Miles Jackson (University of Oxford)
Christopher Kutz (University of California, Berkeley)
Chiara Lepora (ICRC)
Andreas Cassee (University of Bern)
Anna Goppel (University of Bern)
Corinna Mieth (University of Bochum)
The annual course “The Diversity of Human Rights” aims at an interdisciplinary debate about the theory and practice of human rights, especially between philosophy, jurisprudence and political science. The course also intends to establish a dialogue between academic researchers and human rights activists. The topic of this year’s edition of the course is “Complicity in Human Rights Violations”.
Human rights violations often involve many agents besides the party directly committing the violation. Taking the notion of complicity as a starting point, we aim to explore both theoretical and applied questions about the legal and moral responsibility of agents who provide material support to a primary perpetrator or are implicated in the violation of human rights in some other way.
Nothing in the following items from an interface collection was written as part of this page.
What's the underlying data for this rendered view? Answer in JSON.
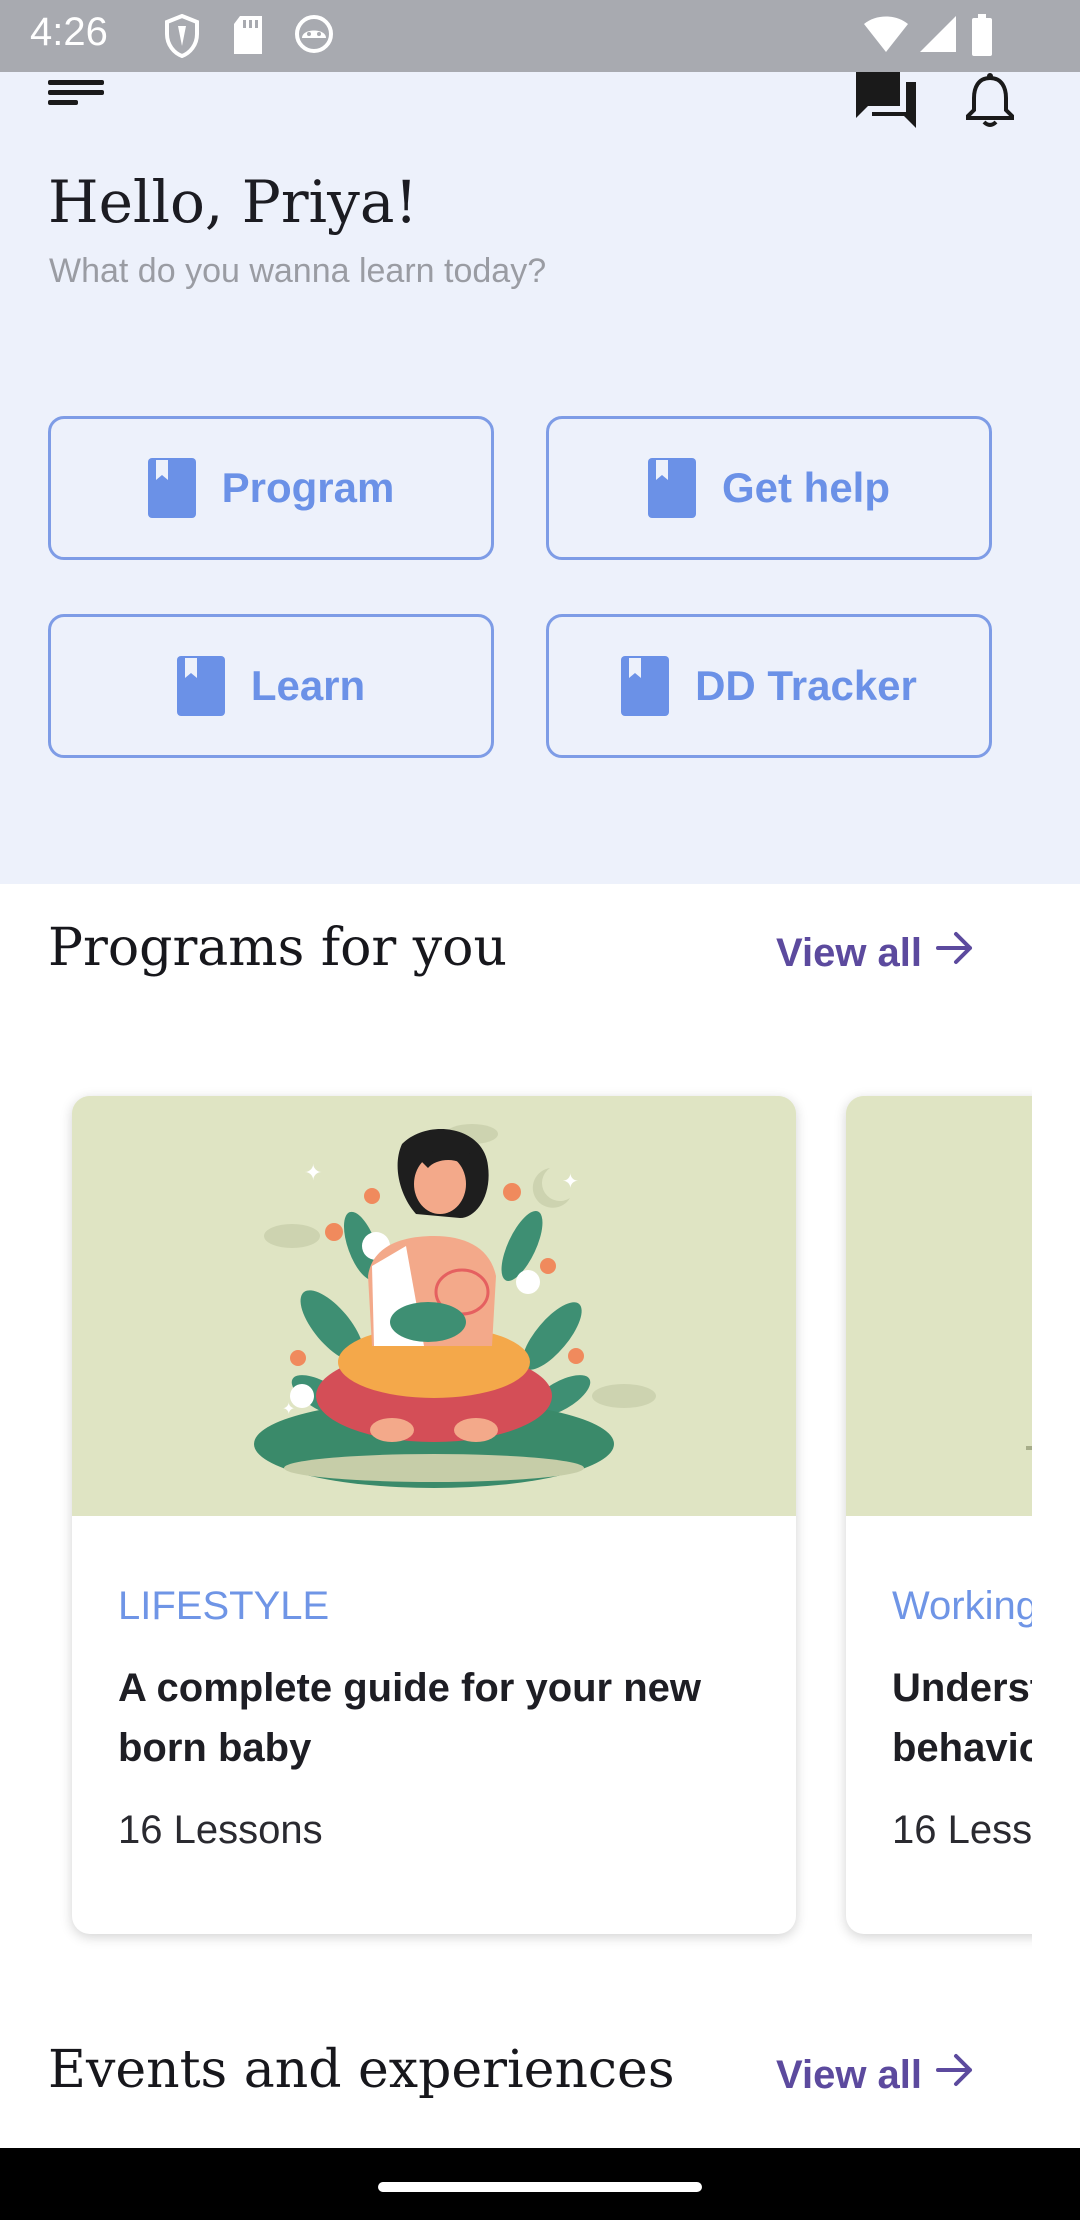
{
  "status_bar": {
    "time": "4:26",
    "left_icons": [
      "shield-icon",
      "sd-card-icon",
      "android-head-icon"
    ],
    "right_icons": [
      "wifi-icon",
      "cell-signal-icon",
      "battery-icon"
    ]
  },
  "header": {
    "greeting": "Hello, Priya!",
    "subtitle": "What do you wanna learn today?",
    "icons": [
      "menu-icon",
      "chat-icon",
      "bell-icon"
    ]
  },
  "quick_actions": [
    {
      "label": "Program",
      "icon": "bookmark-book-icon"
    },
    {
      "label": "Get help",
      "icon": "bookmark-book-icon"
    },
    {
      "label": "Learn",
      "icon": "bookmark-book-icon"
    },
    {
      "label": "DD Tracker",
      "icon": "bookmark-book-icon"
    }
  ],
  "programs": {
    "title": "Programs for you",
    "view_all": "View all",
    "cards": [
      {
        "category": "LIFESTYLE",
        "title": "A complete guide for your new born baby",
        "lessons": "16 Lessons",
        "image": "mother-breastfeeding-illustration"
      },
      {
        "category": "Working",
        "title": "Underst behavio",
        "lessons": "16 Less",
        "image": "illustration"
      }
    ]
  },
  "events": {
    "title": "Events and experiences",
    "view_all": "View all"
  },
  "colors": {
    "hero_bg": "#edf1fb",
    "accent_blue": "#6b91e7",
    "view_all_purple": "#5c4a9e",
    "card_image_bg": "#dfe4c3"
  }
}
The notion of complicity figures prominently in the UN Guiding Principles on Business and Human Rights, and it is the subject of long-standing debates in both legal scholarship and moral philosophy. However, much work is still to be done in connecting debates about complicity to the human rights framework.
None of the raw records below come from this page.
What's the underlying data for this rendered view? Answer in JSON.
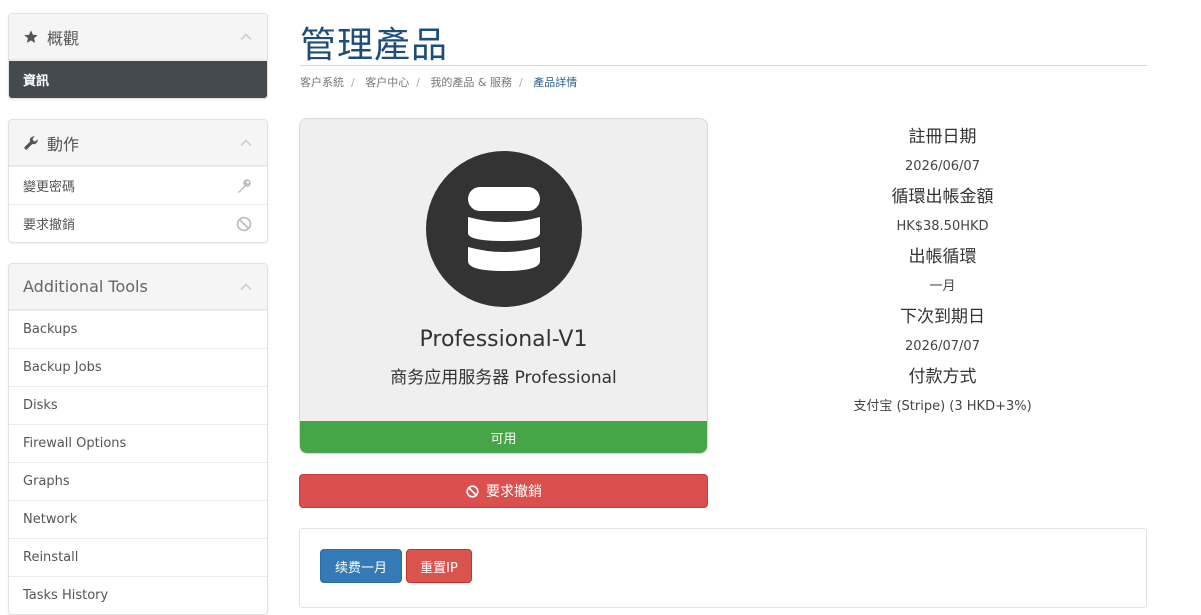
{
  "sidebar": {
    "overview": {
      "title": "概觀",
      "icon": "star-icon",
      "items": [
        {
          "label": "資訊"
        }
      ]
    },
    "actions": {
      "title": "動作",
      "icon": "wrench-icon",
      "items": [
        {
          "label": "變更密碼",
          "icon": "key-icon"
        },
        {
          "label": "要求撤銷",
          "icon": "ban-icon"
        }
      ]
    },
    "tools": {
      "title": "Additional Tools",
      "items": [
        {
          "label": "Backups"
        },
        {
          "label": "Backup Jobs"
        },
        {
          "label": "Disks"
        },
        {
          "label": "Firewall Options"
        },
        {
          "label": "Graphs"
        },
        {
          "label": "Network"
        },
        {
          "label": "Reinstall"
        },
        {
          "label": "Tasks History"
        }
      ]
    }
  },
  "page": {
    "title": "管理產品",
    "breadcrumb": [
      "客户系統",
      "客户中心",
      "我的產品 & 服務",
      "產品詳情"
    ]
  },
  "product": {
    "icon": "database-icon",
    "name": "Professional-V1",
    "group": "商务应用服务器 Professional",
    "status": "可用",
    "cancel_label": "要求撤銷"
  },
  "details": [
    {
      "label": "註冊日期",
      "value": "2026/06/07"
    },
    {
      "label": "循環出帳金額",
      "value": "HK$38.50HKD"
    },
    {
      "label": "出帳循環",
      "value": "一月"
    },
    {
      "label": "下次到期日",
      "value": "2026/07/07"
    },
    {
      "label": "付款方式",
      "value": "支付宝 (Stripe) (3 HKD+3%)"
    }
  ],
  "buttons": {
    "renew": "续费一月",
    "reset_ip": "重置IP"
  },
  "colors": {
    "title": "#1d4e79",
    "sidebar_active": "#454a4f",
    "status_green": "#46a546",
    "danger_red": "#dc4f4f",
    "primary_blue": "#337ab7"
  }
}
Theoretical topics to be explored include the interplay between theories of complicity and theories of human rights (e.g., is complicity only a viable concept in the context of violations of the duty to respect human rights, or can we make sense of complicity in failures to protect and realize human rights?), the mens rea of complicity, and the causal relationship that has to obtain between a secondary agent and a primary perpetrator for the secondary agent to count as an accomplice.
We are also interested in contributions about political and legal developments in the field. Questions of interest to the course include the following: What role do charges of complicity play in the political sphere? How has the response to such charges changed in recent years? What legal remedies are, will be or should be available to victims of human rights violations vis-à-vis corporations or governments that are implicated in these violations?
Finally, we invite applied contributions on the legal or moral assessment of specific cases, such as: Are European governments complicit in the torture of migrants committed by the Lybian coast guard? Are transnational corporations complicit in human rights abuses committed by authoritarian regimes that finance their activities by selling the country’s national resources?
The organizers invite researchers as well as human rights activists from all fields and disciplines to send in abstracts that deal with the topics indicated above. The course language is English.
If you are interested in presenting a paper or work in progress, please send an anonymised abstract of no more than 500 words, as well as your contact information in a separate file, to firstname.lastname@example.org by 31 March 2019. Due to budgetary restrictions, we unfortunately cannot reimburse travel or accommodation costs.